*** Raw data ***

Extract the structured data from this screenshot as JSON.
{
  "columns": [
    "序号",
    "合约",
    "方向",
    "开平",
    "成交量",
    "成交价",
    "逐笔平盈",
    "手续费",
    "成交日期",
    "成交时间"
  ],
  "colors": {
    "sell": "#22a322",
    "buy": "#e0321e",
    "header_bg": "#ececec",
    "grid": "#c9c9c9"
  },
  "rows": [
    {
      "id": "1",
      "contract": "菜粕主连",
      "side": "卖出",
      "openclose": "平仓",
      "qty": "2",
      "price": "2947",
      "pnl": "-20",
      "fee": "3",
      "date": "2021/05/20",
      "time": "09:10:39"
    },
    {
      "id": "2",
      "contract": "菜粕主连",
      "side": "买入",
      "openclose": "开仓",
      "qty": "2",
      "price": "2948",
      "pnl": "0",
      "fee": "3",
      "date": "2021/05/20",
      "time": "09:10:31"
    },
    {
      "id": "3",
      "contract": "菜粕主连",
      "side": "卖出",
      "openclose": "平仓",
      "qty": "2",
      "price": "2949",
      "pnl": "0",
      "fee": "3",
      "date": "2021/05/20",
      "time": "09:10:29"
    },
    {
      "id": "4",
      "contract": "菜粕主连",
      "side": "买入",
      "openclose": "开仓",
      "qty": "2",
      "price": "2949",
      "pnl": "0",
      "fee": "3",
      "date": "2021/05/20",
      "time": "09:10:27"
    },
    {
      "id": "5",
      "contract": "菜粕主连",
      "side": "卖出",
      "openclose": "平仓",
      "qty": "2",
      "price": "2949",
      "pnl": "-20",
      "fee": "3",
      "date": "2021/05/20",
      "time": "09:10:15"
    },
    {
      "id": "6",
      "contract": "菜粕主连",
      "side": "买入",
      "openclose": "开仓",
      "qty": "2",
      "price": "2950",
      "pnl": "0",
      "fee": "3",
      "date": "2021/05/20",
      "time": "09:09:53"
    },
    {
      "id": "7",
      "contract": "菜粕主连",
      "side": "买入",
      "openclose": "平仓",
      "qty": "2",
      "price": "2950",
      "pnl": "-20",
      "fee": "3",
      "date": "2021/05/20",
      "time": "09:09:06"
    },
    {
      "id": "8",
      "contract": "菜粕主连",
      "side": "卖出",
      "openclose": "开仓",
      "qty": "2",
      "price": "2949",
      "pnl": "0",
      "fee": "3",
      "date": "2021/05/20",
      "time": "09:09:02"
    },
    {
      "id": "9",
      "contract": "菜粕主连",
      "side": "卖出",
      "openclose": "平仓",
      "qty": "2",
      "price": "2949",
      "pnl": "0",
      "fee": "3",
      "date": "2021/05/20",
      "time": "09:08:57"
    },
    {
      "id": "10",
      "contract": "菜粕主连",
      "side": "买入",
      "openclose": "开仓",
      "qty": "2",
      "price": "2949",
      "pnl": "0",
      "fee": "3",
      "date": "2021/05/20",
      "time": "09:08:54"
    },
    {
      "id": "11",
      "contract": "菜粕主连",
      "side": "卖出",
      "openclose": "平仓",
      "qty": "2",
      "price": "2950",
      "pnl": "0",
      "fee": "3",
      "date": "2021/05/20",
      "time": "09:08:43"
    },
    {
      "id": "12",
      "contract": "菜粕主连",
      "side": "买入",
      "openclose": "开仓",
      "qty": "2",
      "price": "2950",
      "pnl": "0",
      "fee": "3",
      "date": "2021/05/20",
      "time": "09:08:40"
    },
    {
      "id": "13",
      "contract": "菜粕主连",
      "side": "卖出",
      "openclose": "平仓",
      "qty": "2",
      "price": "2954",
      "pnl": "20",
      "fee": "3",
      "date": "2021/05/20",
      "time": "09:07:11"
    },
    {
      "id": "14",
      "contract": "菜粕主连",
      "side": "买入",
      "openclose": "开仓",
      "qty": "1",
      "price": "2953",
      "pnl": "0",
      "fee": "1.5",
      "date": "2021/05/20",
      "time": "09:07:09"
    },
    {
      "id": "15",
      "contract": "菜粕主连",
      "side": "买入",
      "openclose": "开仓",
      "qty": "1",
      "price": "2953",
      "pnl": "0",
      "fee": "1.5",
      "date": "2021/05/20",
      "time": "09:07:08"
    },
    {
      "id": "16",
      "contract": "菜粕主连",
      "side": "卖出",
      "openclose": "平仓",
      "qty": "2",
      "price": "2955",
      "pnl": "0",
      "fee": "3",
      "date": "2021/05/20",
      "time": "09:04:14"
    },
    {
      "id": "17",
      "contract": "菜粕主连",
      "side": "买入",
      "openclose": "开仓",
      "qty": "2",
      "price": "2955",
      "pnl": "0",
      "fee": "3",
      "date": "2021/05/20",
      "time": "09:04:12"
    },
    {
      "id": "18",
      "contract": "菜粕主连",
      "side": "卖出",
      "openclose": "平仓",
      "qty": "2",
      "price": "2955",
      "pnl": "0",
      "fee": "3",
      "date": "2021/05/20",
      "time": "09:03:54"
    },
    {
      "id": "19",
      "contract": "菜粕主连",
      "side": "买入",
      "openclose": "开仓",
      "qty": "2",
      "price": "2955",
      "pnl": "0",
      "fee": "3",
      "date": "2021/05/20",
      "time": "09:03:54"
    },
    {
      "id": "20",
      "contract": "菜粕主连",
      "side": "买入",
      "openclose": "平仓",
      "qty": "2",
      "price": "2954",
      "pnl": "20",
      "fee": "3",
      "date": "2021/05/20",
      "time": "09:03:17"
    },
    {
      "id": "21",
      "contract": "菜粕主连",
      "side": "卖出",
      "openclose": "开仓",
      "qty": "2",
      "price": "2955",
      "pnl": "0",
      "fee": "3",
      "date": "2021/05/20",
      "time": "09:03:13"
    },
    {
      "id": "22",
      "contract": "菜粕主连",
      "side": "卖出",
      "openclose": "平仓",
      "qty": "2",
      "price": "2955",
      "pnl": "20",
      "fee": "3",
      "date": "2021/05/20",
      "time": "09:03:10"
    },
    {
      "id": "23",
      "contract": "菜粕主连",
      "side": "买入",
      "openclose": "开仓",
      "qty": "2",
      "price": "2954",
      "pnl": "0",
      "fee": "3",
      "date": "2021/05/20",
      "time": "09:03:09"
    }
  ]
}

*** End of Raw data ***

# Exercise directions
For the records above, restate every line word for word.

# Reply
Extract the structured data from this screenshot as JSON.
{
  "columns": [
    "序号",
    "合约",
    "方向",
    "开平",
    "成交量",
    "成交价",
    "逐笔平盈",
    "手续费",
    "成交日期",
    "成交时间"
  ],
  "colors": {
    "sell": "#22a322",
    "buy": "#e0321e",
    "header_bg": "#ececec",
    "grid": "#c9c9c9"
  },
  "rows": [
    {
      "id": "1",
      "contract": "菜粕主连",
      "side": "卖出",
      "openclose": "平仓",
      "qty": "2",
      "price": "2947",
      "pnl": "-20",
      "fee": "3",
      "date": "2021/05/20",
      "time": "09:10:39"
    },
    {
      "id": "2",
      "contract": "菜粕主连",
      "side": "买入",
      "openclose": "开仓",
      "qty": "2",
      "price": "2948",
      "pnl": "0",
      "fee": "3",
      "date": "2021/05/20",
      "time": "09:10:31"
    },
    {
      "id": "3",
      "contract": "菜粕主连",
      "side": "卖出",
      "openclose": "平仓",
      "qty": "2",
      "price": "2949",
      "pnl": "0",
      "fee": "3",
      "date": "2021/05/20",
      "time": "09:10:29"
    },
    {
      "id": "4",
      "contract": "菜粕主连",
      "side": "买入",
      "openclose": "开仓",
      "qty": "2",
      "price": "2949",
      "pnl": "0",
      "fee": "3",
      "date": "2021/05/20",
      "time": "09:10:27"
    },
    {
      "id": "5",
      "contract": "菜粕主连",
      "side": "卖出",
      "openclose": "平仓",
      "qty": "2",
      "price": "2949",
      "pnl": "-20",
      "fee": "3",
      "date": "2021/05/20",
      "time": "09:10:15"
    },
    {
      "id": "6",
      "contract": "菜粕主连",
      "side": "买入",
      "openclose": "开仓",
      "qty": "2",
      "price": "2950",
      "pnl": "0",
      "fee": "3",
      "date": "2021/05/20",
      "time": "09:09:53"
    },
    {
      "id": "7",
      "contract": "菜粕主连",
      "side": "买入",
      "openclose": "平仓",
      "qty": "2",
      "price": "2950",
      "pnl": "-20",
      "fee": "3",
      "date": "2021/05/20",
      "time": "09:09:06"
    },
    {
      "id": "8",
      "contract": "菜粕主连",
      "side": "卖出",
      "openclose": "开仓",
      "qty": "2",
      "price": "2949",
      "pnl": "0",
      "fee": "3",
      "date": "2021/05/20",
      "time": "09:09:02"
    },
    {
      "id": "9",
      "contract": "菜粕主连",
      "side": "卖出",
      "openclose": "平仓",
      "qty": "2",
      "price": "2949",
      "pnl": "0",
      "fee": "3",
      "date": "2021/05/20",
      "time": "09:08:57"
    },
    {
      "id": "10",
      "contract": "菜粕主连",
      "side": "买入",
      "openclose": "开仓",
      "qty": "2",
      "price": "2949",
      "pnl": "0",
      "fee": "3",
      "date": "2021/05/20",
      "time": "09:08:54"
    },
    {
      "id": "11",
      "contract": "菜粕主连",
      "side": "卖出",
      "openclose": "平仓",
      "qty": "2",
      "price": "2950",
      "pnl": "0",
      "fee": "3",
      "date": "2021/05/20",
      "time": "09:08:43"
    },
    {
      "id": "12",
      "contract": "菜粕主连",
      "side": "买入",
      "openclose": "开仓",
      "qty": "2",
      "price": "2950",
      "pnl": "0",
      "fee": "3",
      "date": "2021/05/20",
      "time": "09:08:40"
    },
    {
      "id": "13",
      "contract": "菜粕主连",
      "side": "卖出",
      "openclose": "平仓",
      "qty": "2",
      "price": "2954",
      "pnl": "20",
      "fee": "3",
      "date": "2021/05/20",
      "time": "09:07:11"
    },
    {
      "id": "14",
      "contract": "菜粕主连",
      "side": "买入",
      "openclose": "开仓",
      "qty": "1",
      "price": "2953",
      "pnl": "0",
      "fee": "1.5",
      "date": "2021/05/20",
      "time": "09:07:09"
    },
    {
      "id": "15",
      "contract": "菜粕主连",
      "side": "买入",
      "openclose": "开仓",
      "qty": "1",
      "price": "2953",
      "pnl": "0",
      "fee": "1.5",
      "date": "2021/05/20",
      "time": "09:07:08"
    },
    {
      "id": "16",
      "contract": "菜粕主连",
      "side": "卖出",
      "openclose": "平仓",
      "qty": "2",
      "price": "2955",
      "pnl": "0",
      "fee": "3",
      "date": "2021/05/20",
      "time": "09:04:14"
    },
    {
      "id": "17",
      "contract": "菜粕主连",
      "side": "买入",
      "openclose": "开仓",
      "qty": "2",
      "price": "2955",
      "pnl": "0",
      "fee": "3",
      "date": "2021/05/20",
      "time": "09:04:12"
    },
    {
      "id": "18",
      "contract": "菜粕主连",
      "side": "卖出",
      "openclose": "平仓",
      "qty": "2",
      "price": "2955",
      "pnl": "0",
      "fee": "3",
      "date": "2021/05/20",
      "time": "09:03:54"
    },
    {
      "id": "19",
      "contract": "菜粕主连",
      "side": "买入",
      "openclose": "开仓",
      "qty": "2",
      "price": "2955",
      "pnl": "0",
      "fee": "3",
      "date": "2021/05/20",
      "time": "09:03:54"
    },
    {
      "id": "20",
      "contract": "菜粕主连",
      "side": "买入",
      "openclose": "平仓",
      "qty": "2",
      "price": "2954",
      "pnl": "20",
      "fee": "3",
      "date": "2021/05/20",
      "time": "09:03:17"
    },
    {
      "id": "21",
      "contract": "菜粕主连",
      "side": "卖出",
      "openclose": "开仓",
      "qty": "2",
      "price": "2955",
      "pnl": "0",
      "fee": "3",
      "date": "2021/05/20",
      "time": "09:03:13"
    },
    {
      "id": "22",
      "contract": "菜粕主连",
      "side": "卖出",
      "openclose": "平仓",
      "qty": "2",
      "price": "2955",
      "pnl": "20",
      "fee": "3",
      "date": "2021/05/20",
      "time": "09:03:10"
    },
    {
      "id": "23",
      "contract": "菜粕主连",
      "side": "买入",
      "openclose": "开仓",
      "qty": "2",
      "price": "2954",
      "pnl": "0",
      "fee": "3",
      "date": "2021/05/20",
      "time": "09:03:09"
    }
  ]
}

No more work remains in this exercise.